### The task
The data below must be returned in full and exactly.

### Data in this exercise
--- START ---
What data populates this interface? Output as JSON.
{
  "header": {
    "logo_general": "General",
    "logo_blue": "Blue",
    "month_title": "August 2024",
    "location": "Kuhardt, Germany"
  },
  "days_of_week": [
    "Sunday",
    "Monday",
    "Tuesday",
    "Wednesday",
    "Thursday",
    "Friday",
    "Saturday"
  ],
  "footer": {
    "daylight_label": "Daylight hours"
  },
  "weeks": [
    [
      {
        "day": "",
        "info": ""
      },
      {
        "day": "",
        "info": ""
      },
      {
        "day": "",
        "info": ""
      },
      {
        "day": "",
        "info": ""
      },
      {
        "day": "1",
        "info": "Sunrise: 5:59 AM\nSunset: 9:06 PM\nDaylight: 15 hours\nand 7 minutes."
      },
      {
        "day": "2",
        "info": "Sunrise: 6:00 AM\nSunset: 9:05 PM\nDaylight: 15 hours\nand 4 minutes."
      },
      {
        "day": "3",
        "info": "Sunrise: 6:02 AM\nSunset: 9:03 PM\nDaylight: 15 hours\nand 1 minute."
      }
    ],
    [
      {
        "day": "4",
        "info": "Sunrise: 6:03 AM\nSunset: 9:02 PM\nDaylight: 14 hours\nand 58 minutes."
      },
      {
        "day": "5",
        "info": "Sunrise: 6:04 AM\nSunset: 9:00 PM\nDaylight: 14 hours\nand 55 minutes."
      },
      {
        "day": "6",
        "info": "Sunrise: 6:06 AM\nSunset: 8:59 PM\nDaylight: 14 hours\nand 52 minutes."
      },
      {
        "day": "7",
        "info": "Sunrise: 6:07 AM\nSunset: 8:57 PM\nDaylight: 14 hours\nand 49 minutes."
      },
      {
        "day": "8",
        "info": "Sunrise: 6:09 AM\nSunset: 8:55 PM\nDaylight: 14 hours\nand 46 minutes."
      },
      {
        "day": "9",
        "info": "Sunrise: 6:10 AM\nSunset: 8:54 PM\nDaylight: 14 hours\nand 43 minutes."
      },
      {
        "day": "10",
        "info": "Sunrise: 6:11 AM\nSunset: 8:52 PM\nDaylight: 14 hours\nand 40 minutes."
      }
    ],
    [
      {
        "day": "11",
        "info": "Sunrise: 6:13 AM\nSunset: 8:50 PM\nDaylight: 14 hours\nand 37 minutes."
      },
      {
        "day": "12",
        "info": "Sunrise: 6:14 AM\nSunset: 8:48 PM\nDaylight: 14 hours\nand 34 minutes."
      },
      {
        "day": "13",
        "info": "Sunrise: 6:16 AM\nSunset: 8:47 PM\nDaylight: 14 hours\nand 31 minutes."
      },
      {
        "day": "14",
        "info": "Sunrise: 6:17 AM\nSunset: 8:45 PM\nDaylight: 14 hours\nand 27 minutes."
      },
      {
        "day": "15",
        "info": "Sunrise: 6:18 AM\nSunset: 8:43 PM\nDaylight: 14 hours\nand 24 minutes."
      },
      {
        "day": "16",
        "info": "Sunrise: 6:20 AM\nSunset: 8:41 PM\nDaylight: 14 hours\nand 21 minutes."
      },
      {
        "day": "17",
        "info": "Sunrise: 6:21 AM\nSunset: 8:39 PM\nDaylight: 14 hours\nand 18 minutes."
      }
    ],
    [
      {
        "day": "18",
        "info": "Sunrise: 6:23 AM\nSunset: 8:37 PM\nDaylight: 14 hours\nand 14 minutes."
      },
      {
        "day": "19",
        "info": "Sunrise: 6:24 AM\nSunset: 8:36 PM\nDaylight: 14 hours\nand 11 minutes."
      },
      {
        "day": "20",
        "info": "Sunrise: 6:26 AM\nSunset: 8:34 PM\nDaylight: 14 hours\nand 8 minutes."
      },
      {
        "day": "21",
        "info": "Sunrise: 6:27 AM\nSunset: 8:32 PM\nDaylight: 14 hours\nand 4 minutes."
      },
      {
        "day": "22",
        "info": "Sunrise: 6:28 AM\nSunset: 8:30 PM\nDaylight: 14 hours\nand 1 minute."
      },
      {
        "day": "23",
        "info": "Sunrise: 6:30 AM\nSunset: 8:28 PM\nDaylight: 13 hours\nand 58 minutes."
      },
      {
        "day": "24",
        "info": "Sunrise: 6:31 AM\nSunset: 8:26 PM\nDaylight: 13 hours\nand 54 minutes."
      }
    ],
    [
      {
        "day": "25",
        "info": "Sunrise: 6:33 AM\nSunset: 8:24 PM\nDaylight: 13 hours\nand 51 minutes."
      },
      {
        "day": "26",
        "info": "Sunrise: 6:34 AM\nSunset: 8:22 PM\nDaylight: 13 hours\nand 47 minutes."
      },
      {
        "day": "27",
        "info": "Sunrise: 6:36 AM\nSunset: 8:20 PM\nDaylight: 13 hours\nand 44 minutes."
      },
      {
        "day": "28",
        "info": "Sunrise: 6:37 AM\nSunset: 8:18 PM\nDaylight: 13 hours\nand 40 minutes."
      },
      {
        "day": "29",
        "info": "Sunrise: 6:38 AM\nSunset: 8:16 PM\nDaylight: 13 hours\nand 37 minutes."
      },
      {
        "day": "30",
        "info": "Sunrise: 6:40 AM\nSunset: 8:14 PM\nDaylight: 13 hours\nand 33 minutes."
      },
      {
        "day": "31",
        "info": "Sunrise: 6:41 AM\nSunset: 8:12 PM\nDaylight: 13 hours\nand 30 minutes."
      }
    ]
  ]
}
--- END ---
### Solution to this task
What data populates this interface? Output as JSON.
{
  "header": {
    "logo_general": "General",
    "logo_blue": "Blue",
    "month_title": "August 2024",
    "location": "Kuhardt, Germany"
  },
  "days_of_week": [
    "Sunday",
    "Monday",
    "Tuesday",
    "Wednesday",
    "Thursday",
    "Friday",
    "Saturday"
  ],
  "footer": {
    "daylight_label": "Daylight hours"
  },
  "weeks": [
    [
      {
        "day": "",
        "info": ""
      },
      {
        "day": "",
        "info": ""
      },
      {
        "day": "",
        "info": ""
      },
      {
        "day": "",
        "info": ""
      },
      {
        "day": "1",
        "info": "Sunrise: 5:59 AM\nSunset: 9:06 PM\nDaylight: 15 hours\nand 7 minutes."
      },
      {
        "day": "2",
        "info": "Sunrise: 6:00 AM\nSunset: 9:05 PM\nDaylight: 15 hours\nand 4 minutes."
      },
      {
        "day": "3",
        "info": "Sunrise: 6:02 AM\nSunset: 9:03 PM\nDaylight: 15 hours\nand 1 minute."
      }
    ],
    [
      {
        "day": "4",
        "info": "Sunrise: 6:03 AM\nSunset: 9:02 PM\nDaylight: 14 hours\nand 58 minutes."
      },
      {
        "day": "5",
        "info": "Sunrise: 6:04 AM\nSunset: 9:00 PM\nDaylight: 14 hours\nand 55 minutes."
      },
      {
        "day": "6",
        "info": "Sunrise: 6:06 AM\nSunset: 8:59 PM\nDaylight: 14 hours\nand 52 minutes."
      },
      {
        "day": "7",
        "info": "Sunrise: 6:07 AM\nSunset: 8:57 PM\nDaylight: 14 hours\nand 49 minutes."
      },
      {
        "day": "8",
        "info": "Sunrise: 6:09 AM\nSunset: 8:55 PM\nDaylight: 14 hours\nand 46 minutes."
      },
      {
        "day": "9",
        "info": "Sunrise: 6:10 AM\nSunset: 8:54 PM\nDaylight: 14 hours\nand 43 minutes."
      },
      {
        "day": "10",
        "info": "Sunrise: 6:11 AM\nSunset: 8:52 PM\nDaylight: 14 hours\nand 40 minutes."
      }
    ],
    [
      {
        "day": "11",
        "info": "Sunrise: 6:13 AM\nSunset: 8:50 PM\nDaylight: 14 hours\nand 37 minutes."
      },
      {
        "day": "12",
        "info": "Sunrise: 6:14 AM\nSunset: 8:48 PM\nDaylight: 14 hours\nand 34 minutes."
      },
      {
        "day": "13",
        "info": "Sunrise: 6:16 AM\nSunset: 8:47 PM\nDaylight: 14 hours\nand 31 minutes."
      },
      {
        "day": "14",
        "info": "Sunrise: 6:17 AM\nSunset: 8:45 PM\nDaylight: 14 hours\nand 27 minutes."
      },
      {
        "day": "15",
        "info": "Sunrise: 6:18 AM\nSunset: 8:43 PM\nDaylight: 14 hours\nand 24 minutes."
      },
      {
        "day": "16",
        "info": "Sunrise: 6:20 AM\nSunset: 8:41 PM\nDaylight: 14 hours\nand 21 minutes."
      },
      {
        "day": "17",
        "info": "Sunrise: 6:21 AM\nSunset: 8:39 PM\nDaylight: 14 hours\nand 18 minutes."
      }
    ],
    [
      {
        "day": "18",
        "info": "Sunrise: 6:23 AM\nSunset: 8:37 PM\nDaylight: 14 hours\nand 14 minutes."
      },
      {
        "day": "19",
        "info": "Sunrise: 6:24 AM\nSunset: 8:36 PM\nDaylight: 14 hours\nand 11 minutes."
      },
      {
        "day": "20",
        "info": "Sunrise: 6:26 AM\nSunset: 8:34 PM\nDaylight: 14 hours\nand 8 minutes."
      },
      {
        "day": "21",
        "info": "Sunrise: 6:27 AM\nSunset: 8:32 PM\nDaylight: 14 hours\nand 4 minutes."
      },
      {
        "day": "22",
        "info": "Sunrise: 6:28 AM\nSunset: 8:30 PM\nDaylight: 14 hours\nand 1 minute."
      },
      {
        "day": "23",
        "info": "Sunrise: 6:30 AM\nSunset: 8:28 PM\nDaylight: 13 hours\nand 58 minutes."
      },
      {
        "day": "24",
        "info": "Sunrise: 6:31 AM\nSunset: 8:26 PM\nDaylight: 13 hours\nand 54 minutes."
      }
    ],
    [
      {
        "day": "25",
        "info": "Sunrise: 6:33 AM\nSunset: 8:24 PM\nDaylight: 13 hours\nand 51 minutes."
      },
      {
        "day": "26",
        "info": "Sunrise: 6:34 AM\nSunset: 8:22 PM\nDaylight: 13 hours\nand 47 minutes."
      },
      {
        "day": "27",
        "info": "Sunrise: 6:36 AM\nSunset: 8:20 PM\nDaylight: 13 hours\nand 44 minutes."
      },
      {
        "day": "28",
        "info": "Sunrise: 6:37 AM\nSunset: 8:18 PM\nDaylight: 13 hours\nand 40 minutes."
      },
      {
        "day": "29",
        "info": "Sunrise: 6:38 AM\nSunset: 8:16 PM\nDaylight: 13 hours\nand 37 minutes."
      },
      {
        "day": "30",
        "info": "Sunrise: 6:40 AM\nSunset: 8:14 PM\nDaylight: 13 hours\nand 33 minutes."
      },
      {
        "day": "31",
        "info": "Sunrise: 6:41 AM\nSunset: 8:12 PM\nDaylight: 13 hours\nand 30 minutes."
      }
    ]
  ]
}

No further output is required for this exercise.